After the traditional turkey coma, there’s nothing like a comfortable chair and a good book. For me, this week has been mainly about mysteries, all of very different kinds: a 1920s ghost story (or, rather, “ghost” story), a modern Scottish police procedural, and a Victorian with the suggestion of a paranormal element.
— Georgette Heyer’s Footsteps in the Dark, in which three siblings inherit a “haunted” house, and, in the company of their eccentric aunt, attempt to move in, despite the ghostly– or just ghastly?– phantom monk determined to roust them out. I wanted to love this book. An old abbey! Ghosts! Heyer! While it wasn’t bad, it felt like it fell uncomfortably between drawing room comedy, mystery, and ghost story, and never quite made up its mind which it wanted to be. I think, had I gone in thinking of it as a mystery rather than as a ghost story, I would have liked it much better.
— Peter May’s The Blackhouse, in which a policeman returns to his home island to solve the gruesome murder of a man who bullied him as a child and is forced to confront the suppressed remnants of his own past. If you like the darker sort of police procedural, this is for you. It’s brilliantly done, unraveling the pieces bit by bit as you get deeper into the hero’s tangled past, which turns out to be the key to the murder in the present. It’s also an evocative picture of island life in one of the more remote parts of Scotland.
— Barbara Michael’s The Wizard’s Daughter, in which an orphaned girl adrift in 1880s London is swept up by an eccentric duchess on the theory that the girl is the daughter of a missing medium and the inheritor of his psychic powers. This was never one of my favorite Barbara Michaels novels (it’s a bit too self-mocking), but re-reading it brought home to be me that there are times when even a lesser Barbara Michaels can be better than the best of anything else.
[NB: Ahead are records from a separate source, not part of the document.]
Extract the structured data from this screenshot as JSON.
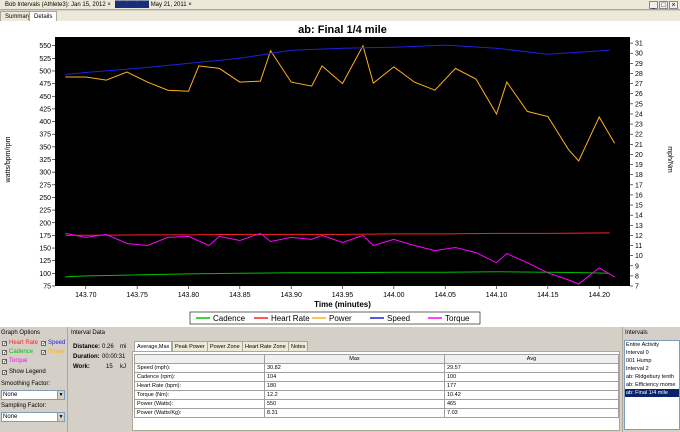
{
  "window": {
    "doc_tab_1": "Bob Intervals (Athlete3): Jan 15, 2012",
    "doc_tab_2": "May 21, 2011",
    "doc_tab_2_redacted": "████████",
    "minimize": "_",
    "maximize": "□",
    "close": "×"
  },
  "tabs": [
    "Summary",
    "Details"
  ],
  "active_tab": "Details",
  "chart_data": {
    "type": "line",
    "title": "ab: Final 1/4 mile",
    "xlabel": "Time (minutes)",
    "ylabel_left": "watts/bpm/rpm",
    "ylabel_right": "mph/Nm",
    "xlim": [
      143.67,
      144.23
    ],
    "ylim_left": [
      75,
      575
    ],
    "ylim_right": [
      7,
      32
    ],
    "x_ticks": [
      "143.70",
      "143.75",
      "143.80",
      "143.85",
      "143.90",
      "143.95",
      "144.00",
      "144.05",
      "144.10",
      "144.15",
      "144.20"
    ],
    "y_ticks_left": [
      "75",
      "100",
      "125",
      "150",
      "175",
      "200",
      "225",
      "250",
      "275",
      "300",
      "325",
      "350",
      "375",
      "400",
      "425",
      "450",
      "475",
      "500",
      "525",
      "550"
    ],
    "y_ticks_right": [
      "7",
      "8",
      "9",
      "10",
      "11",
      "12",
      "13",
      "14",
      "15",
      "16",
      "17",
      "18",
      "19",
      "20",
      "21",
      "22",
      "23",
      "24",
      "25",
      "26",
      "27",
      "28",
      "29",
      "30",
      "31",
      "32"
    ],
    "background": "#000000",
    "grid": false,
    "legend_position": "bottom",
    "series": [
      {
        "name": "Cadence",
        "axis": "left",
        "color": "#00c000",
        "x": [
          143.68,
          143.7,
          143.75,
          143.8,
          143.85,
          143.9,
          143.95,
          144.0,
          144.05,
          144.1,
          144.15,
          144.19,
          144.21
        ],
        "values": [
          93,
          95,
          97,
          99,
          100,
          101,
          101,
          102,
          102,
          103,
          102,
          101,
          100
        ]
      },
      {
        "name": "Heart Rate",
        "axis": "left",
        "color": "#ff2020",
        "x": [
          143.68,
          143.75,
          143.8,
          143.85,
          143.9,
          143.95,
          144.0,
          144.05,
          144.1,
          144.15,
          144.21
        ],
        "values": [
          175,
          176,
          176,
          177,
          177,
          177,
          178,
          178,
          179,
          179,
          180
        ]
      },
      {
        "name": "Power",
        "axis": "left",
        "color": "#ffb020",
        "x": [
          143.68,
          143.7,
          143.72,
          143.74,
          143.76,
          143.78,
          143.8,
          143.81,
          143.83,
          143.85,
          143.87,
          143.88,
          143.9,
          143.92,
          143.93,
          143.95,
          143.97,
          143.98,
          144.0,
          144.02,
          144.04,
          144.06,
          144.08,
          144.1,
          144.11,
          144.13,
          144.15,
          144.17,
          144.18,
          144.2,
          144.215
        ],
        "values": [
          488,
          488,
          482,
          498,
          478,
          462,
          460,
          510,
          505,
          478,
          480,
          540,
          478,
          470,
          510,
          475,
          550,
          476,
          508,
          478,
          462,
          505,
          484,
          415,
          478,
          420,
          410,
          345,
          322,
          409,
          357
        ]
      },
      {
        "name": "Speed",
        "axis": "right",
        "color": "#2020e0",
        "x": [
          143.68,
          143.7,
          143.75,
          143.8,
          143.85,
          143.9,
          143.95,
          144.0,
          144.05,
          144.1,
          144.15,
          144.21
        ],
        "values": [
          27.9,
          28.1,
          28.5,
          29.0,
          29.5,
          30.3,
          30.5,
          30.6,
          30.8,
          30.5,
          29.9,
          30.3
        ]
      },
      {
        "name": "Torque",
        "axis": "right",
        "color": "#ff00ff",
        "x": [
          143.68,
          143.7,
          143.72,
          143.74,
          143.76,
          143.78,
          143.8,
          143.82,
          143.83,
          143.85,
          143.87,
          143.88,
          143.9,
          143.92,
          143.93,
          143.95,
          143.97,
          143.98,
          144.0,
          144.02,
          144.04,
          144.06,
          144.08,
          144.1,
          144.11,
          144.13,
          144.15,
          144.17,
          144.18,
          144.2,
          144.215
        ],
        "values": [
          12.2,
          11.8,
          12.1,
          11.2,
          11.0,
          11.8,
          11.9,
          11.0,
          11.9,
          11.5,
          12.2,
          11.4,
          11.8,
          11.6,
          12.0,
          11.3,
          12.0,
          11.0,
          11.6,
          11.0,
          10.5,
          10.8,
          10.3,
          9.3,
          10.2,
          9.3,
          8.3,
          7.6,
          7.2,
          8.8,
          7.9
        ]
      }
    ]
  },
  "graph_options": {
    "title": "Graph Options",
    "items": [
      {
        "label": "Heart Rate",
        "checked": true,
        "color": "#ff2020"
      },
      {
        "label": "Speed",
        "checked": true,
        "color": "#2020e0"
      },
      {
        "label": "Cadence",
        "checked": true,
        "color": "#00c000"
      },
      {
        "label": "Power",
        "checked": true,
        "color": "#ffb020"
      },
      {
        "label": "Torque",
        "checked": true,
        "color": "#ff00ff"
      }
    ],
    "show_legend": "Show Legend",
    "smoothing_label": "Smoothing Factor:",
    "smoothing_value": "None",
    "sampling_label": "Sampling Factor:",
    "sampling_value": "None"
  },
  "interval_data": {
    "title": "Interval Data",
    "distance_label": "Distance:",
    "distance_value": "0.26",
    "distance_unit": "mi",
    "duration_label": "Duration:",
    "duration_value": "00:00:31",
    "work_label": "Work:",
    "work_value": "15",
    "work_unit": "kJ",
    "subtabs": [
      "Average,Max",
      "Peak Power",
      "Power Zone",
      "Heart Rate Zone",
      "Notes"
    ],
    "active_subtab": "Average,Max",
    "table_headers": [
      "",
      "Max",
      "Avg"
    ],
    "rows": [
      [
        "Speed (mph):",
        "30.82",
        "29.57"
      ],
      [
        "Cadence (rpm):",
        "104",
        "100"
      ],
      [
        "Heart Rate (bpm):",
        "180",
        "177"
      ],
      [
        "Torque (Nm):",
        "12.2",
        "10.42"
      ],
      [
        "Power (Watts):",
        "550",
        "465"
      ],
      [
        "Power (Watts/Kg):",
        "8.31",
        "7.03"
      ]
    ]
  },
  "intervals": {
    "title": "Intervals",
    "items": [
      "Entire Activity",
      "Interval 0",
      "001 Hump",
      "Interval 2",
      "ab: Ridgebury tenth",
      "ab: Efficiency mome",
      "ab: Final 1/4 mile"
    ],
    "selected": "ab: Final 1/4 mile"
  }
}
There are so few people who write with such entirely engaging prose.
What have you been reading this week?